======== Materials provided ========

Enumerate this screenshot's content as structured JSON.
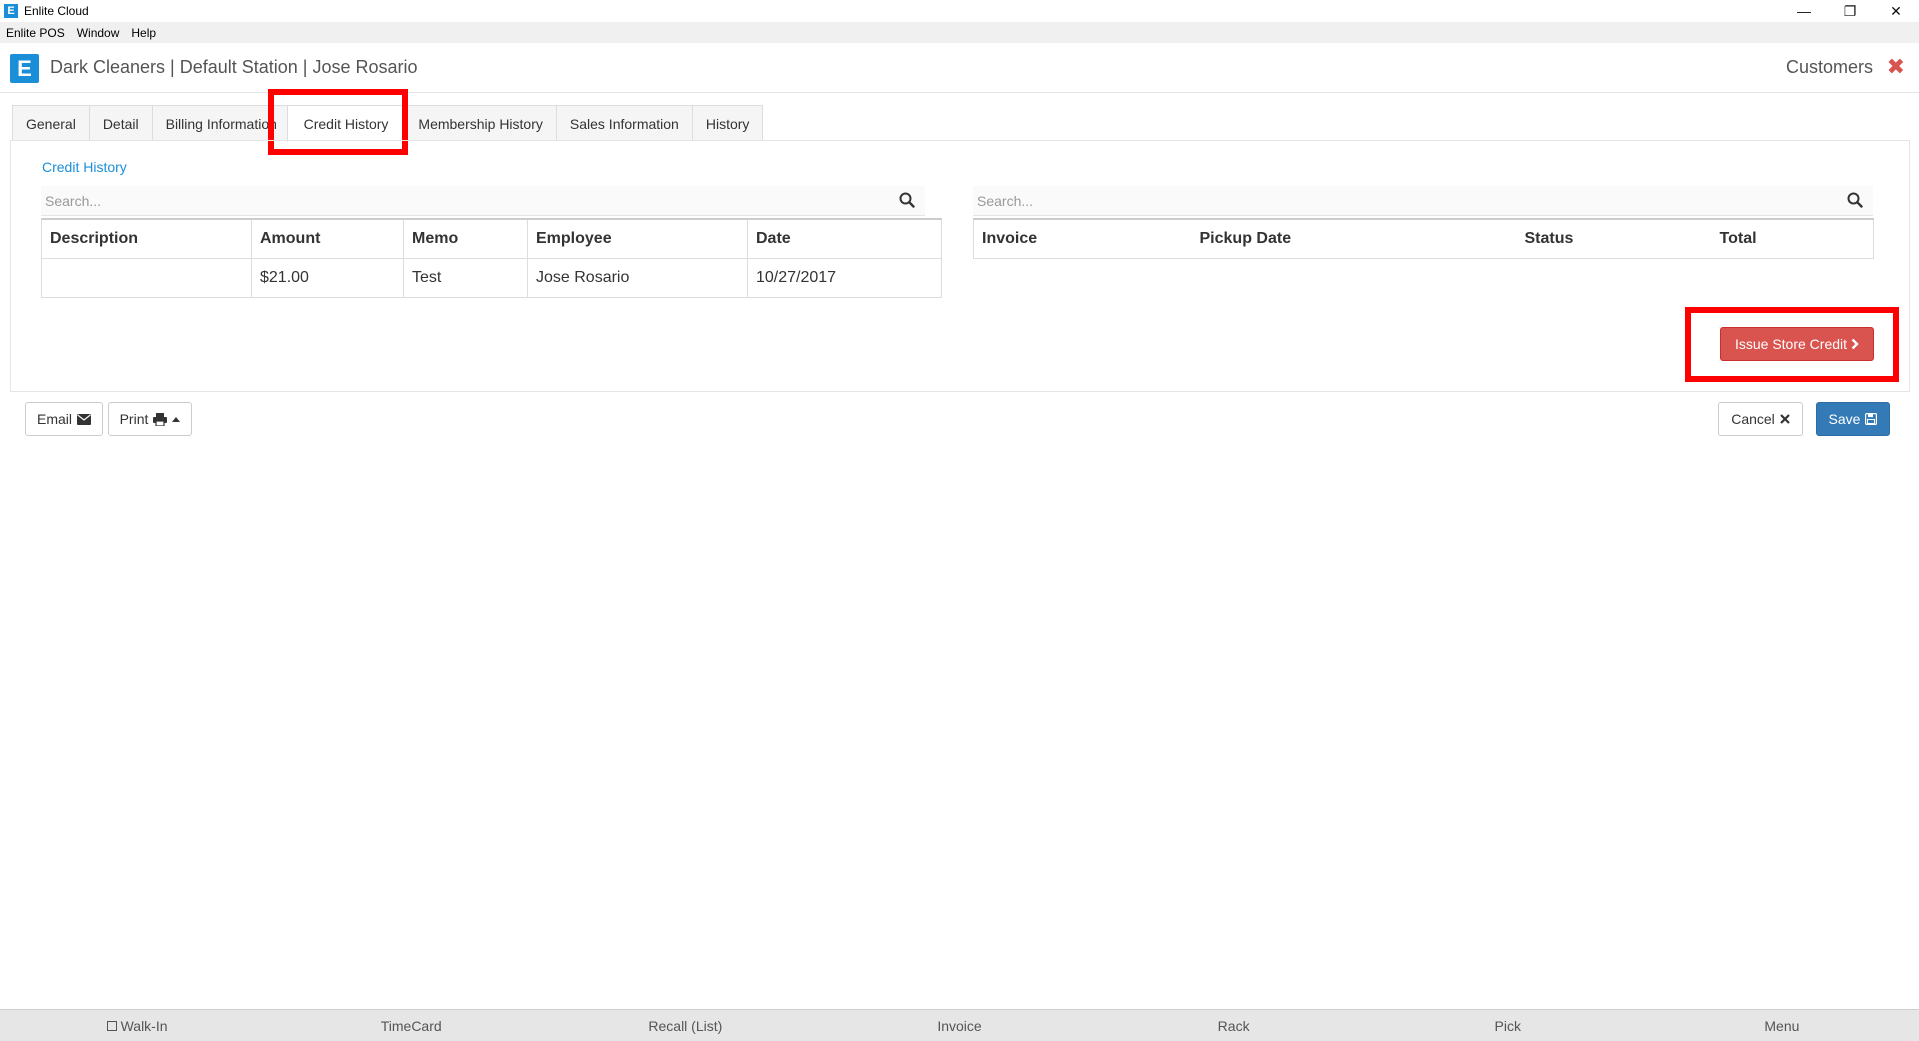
{
  "window": {
    "title": "Enlite Cloud",
    "app_icon_letter": "E",
    "controls": [
      "—",
      "❐",
      "✕"
    ]
  },
  "menubar": [
    "Enlite POS",
    "Window",
    "Help"
  ],
  "header": {
    "logo_letter": "E",
    "title": "Dark Cleaners | Default Station | Jose Rosario",
    "module": "Customers",
    "close_glyph": "✖"
  },
  "tabs": [
    {
      "label": "General",
      "active": false
    },
    {
      "label": "Detail",
      "active": false
    },
    {
      "label": "Billing Information",
      "active": false
    },
    {
      "label": "Credit History",
      "active": true
    },
    {
      "label": "Membership History",
      "active": false
    },
    {
      "label": "Sales Information",
      "active": false
    },
    {
      "label": "History",
      "active": false
    }
  ],
  "credit_panel": {
    "link": "Credit History",
    "left_search_placeholder": "Search...",
    "right_search_placeholder": "Search...",
    "credits_table": {
      "columns": [
        "Description",
        "Amount",
        "Memo",
        "Employee",
        "Date"
      ],
      "rows": [
        [
          "",
          "$21.00",
          "Test",
          "Jose Rosario",
          "10/27/2017"
        ]
      ]
    },
    "invoices_table": {
      "columns": [
        "Invoice",
        "Pickup Date",
        "Status",
        "Total"
      ],
      "rows": []
    },
    "issue_button": "Issue Store Credit"
  },
  "actions": {
    "email": "Email",
    "print": "Print",
    "cancel": "Cancel",
    "save": "Save"
  },
  "bottombar": [
    "Walk-In",
    "TimeCard",
    "Recall (List)",
    "Invoice",
    "Rack",
    "Pick",
    "Menu"
  ],
  "colors": {
    "brand": "#1a8fd8",
    "danger": "#d9534f",
    "primary": "#337ab7",
    "highlight": "#ff0000"
  }
}
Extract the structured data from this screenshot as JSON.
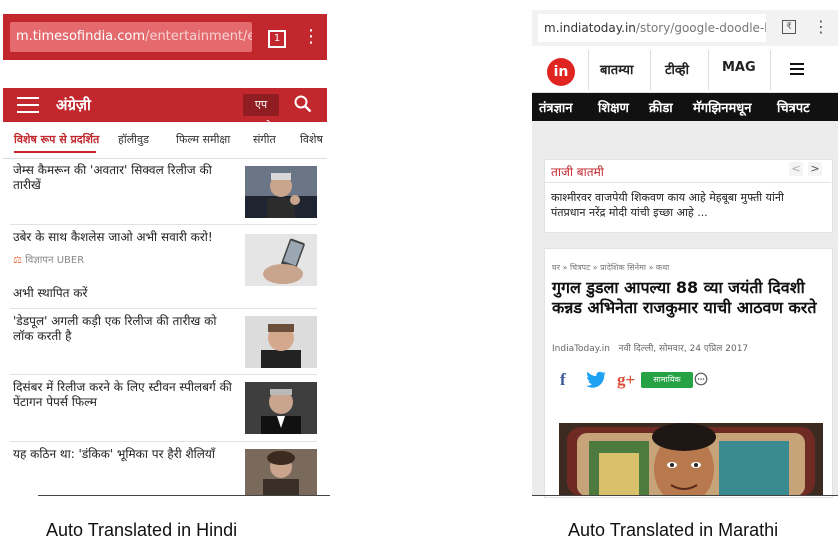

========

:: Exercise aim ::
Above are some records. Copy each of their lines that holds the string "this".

:: Finished exercise ::
Enumerate this screenshot's content as structured JSON.
Extract the structured data from this screenshot as JSON.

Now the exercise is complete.